Prospects for antiapoptotic drug therapy of neurodegenerative diseases.Prog Neuropsychopharmacol Biol Psychiatry. 2003 Apr; 27(2):303-21.PN
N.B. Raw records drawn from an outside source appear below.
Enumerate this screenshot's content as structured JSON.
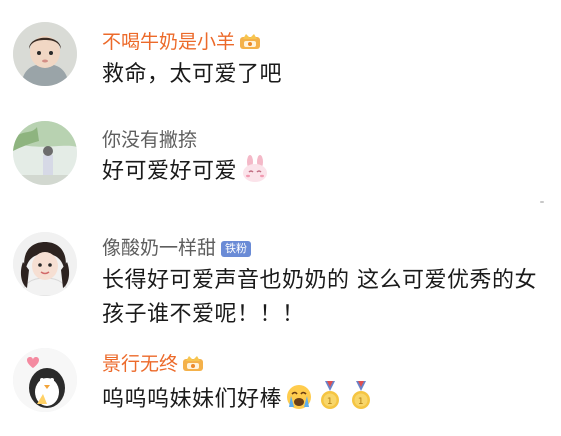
{
  "comments": [
    {
      "username": "不喝牛奶是小羊",
      "text": "救命，太可爱了吧",
      "badge_icon": "crown-badge-icon",
      "badge_text": ""
    },
    {
      "username": "你没有撇捺",
      "text": "好可爱好可爱",
      "emoji_icon": "bunny-emoji-icon"
    },
    {
      "username": "像酸奶一样甜",
      "fan_badge": "铁粉",
      "text": "长得好可爱声音也奶奶的 这么可爱优秀的女孩子谁不爱呢！！！"
    },
    {
      "username": "景行无终",
      "badge_icon": "crown-badge-icon",
      "text": "呜呜呜妹妹们好棒",
      "emoji_icons": [
        "crying-emoji-icon",
        "gold-medal-icon",
        "gold-medal-icon"
      ]
    }
  ],
  "colors": {
    "vip_name": "#ec6a2a",
    "normal_name": "#5e5e5e",
    "text": "#1a1a1a",
    "fan_badge_bg": "#6a8bd6"
  }
}
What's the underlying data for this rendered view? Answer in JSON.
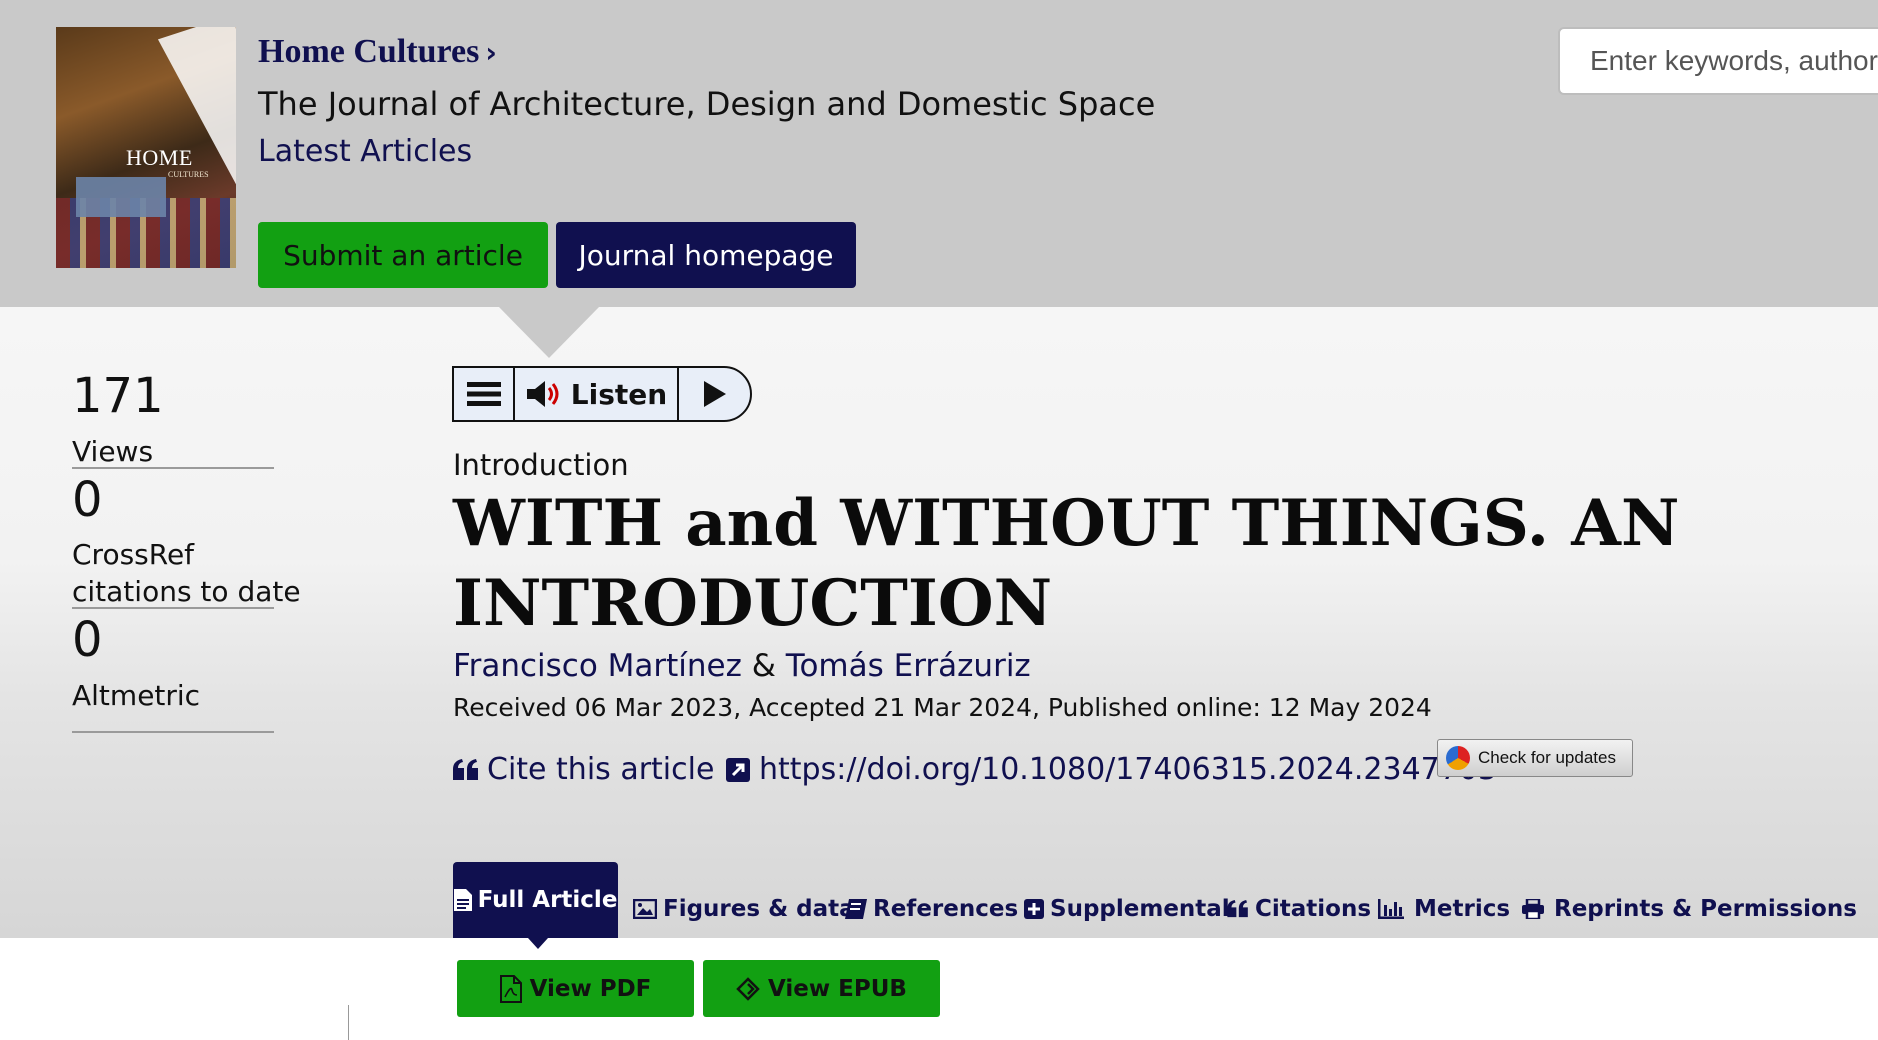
{
  "header": {
    "cover": {
      "title": "HOME",
      "subtitle": "CULTURES"
    },
    "journal_title": "Home Cultures",
    "journal_title_chevron": "›",
    "journal_subtitle": "The Journal of Architecture, Design and Domestic Space",
    "latest_articles": "Latest Articles",
    "submit_label": "Submit an article",
    "homepage_label": "Journal homepage",
    "search_placeholder": "Enter keywords, authors, DOI, ORCID etc"
  },
  "metrics": [
    {
      "value": "171",
      "label": "Views"
    },
    {
      "value": "0",
      "label": "CrossRef citations to date"
    },
    {
      "value": "0",
      "label": "Altmetric"
    }
  ],
  "listen": {
    "label": "Listen"
  },
  "article": {
    "type": "Introduction",
    "title": "WITH and WITHOUT THINGS. AN INTRODUCTION",
    "authors": [
      "Francisco Martínez",
      "Tomás Errázuriz"
    ],
    "author_separator": "&",
    "dates": "Received 06 Mar 2023, Accepted 21 Mar 2024, Published online: 12 May 2024",
    "cite_label": "Cite this article",
    "doi": "https://doi.org/10.1080/17406315.2024.2347703",
    "check_updates": "Check for updates"
  },
  "tabs": {
    "full_article": "Full Article",
    "figures": "Figures & data",
    "references": "References",
    "supplemental": "Supplemental",
    "citations": "Citations",
    "metrics": "Metrics",
    "reprints": "Reprints & Permissions"
  },
  "downloads": {
    "pdf": "View PDF",
    "epub": "View EPUB"
  },
  "colors": {
    "navy": "#10104f",
    "green": "#12a012",
    "header_gray": "#c9c9c9"
  }
}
The evidence for a role of apoptosis in the neurodegenerative diseases, Alzheimer's disease (AD), Parkinson's disease (PD) and amyotrophic lateral sclerosis (ALS), and in the more acute conditions of cerebral ischemia, traumatic brain injury (TBI), and spinal cord injury (SCI) is reviewed with regard to potential intervention by means of small antiapoptotic molecules. In addition, the available animal models for these diseases are discussed with respect to their relevance for testing small antiapoptotic molecules in the context of what is known about the apoptotic pathways involved in the diseases and the models. The principal issues related to pharmacotherapy by apoptosis inhibition, i.e., functionality of rescued neurons and potential interference with physiologically occurring apoptosis, are pointed out. Finally, the properties of a number of small antiapoptotic molecules currently under clinical investigation are summarized. It is concluded that the evidence for a role of apoptosis at present is more convincing for PD and ALS than for AD. In PD, damage to dopaminergic neurons may occur through oxidative stress and/or mitochondrial impairment and culminate in activation of an apoptotic, presumably p53-dependent cascade; some neurons experiencing energy failure may not be able to complete apoptosis, end up in necrosis and give rise to inflammatory processes. These events are reasonably well reflected in some of the PD animal models, notably those involving 1-methyl-4-phenyl-1,2,3,6-tetrahydropyridine (MPTP) and rotenone. In sporadic ALS, an involvement of pathways involving p53 and Bcl-2 family members appears possible if not likely, but is not established. The issue is important for the development of antiapoptotic compounds for the treatment of this disease because of differential involvement of p53 in different mutant superoxide dismutase (SOD) mice. Most debated is the role of apoptosis in AD; this implies that little is known about potentially involved pathways. Moreover, there is a lack of suitable animal models for compound evaluation. Apoptosis or related phenomena are likely involved in secondary cell death in cerebral ischemia, TBI, and SCI. Most of the pertinent information comes from animal experiments, which have provided some evidence for prevention of cell death by antiapoptotic treatments, but little for functional benefit. Much remains to be done in this area to explore the potential of antiapoptotic drugs. There is a small number of antiapoptotic compounds in clinical development. With some of them, evidence for maintenance of functionality of the rescued neurons has been obtained in some animal models, and the fact that they made it to phase II studies in patients suggests that interference with physiological apoptosis is not an obligatory problem. The prospect that small antiapoptotic molecules will have an impact on the therapy of neurodegenerative diseases, and perhaps also of ischemia and trauma, is therefore judged cautiously positively.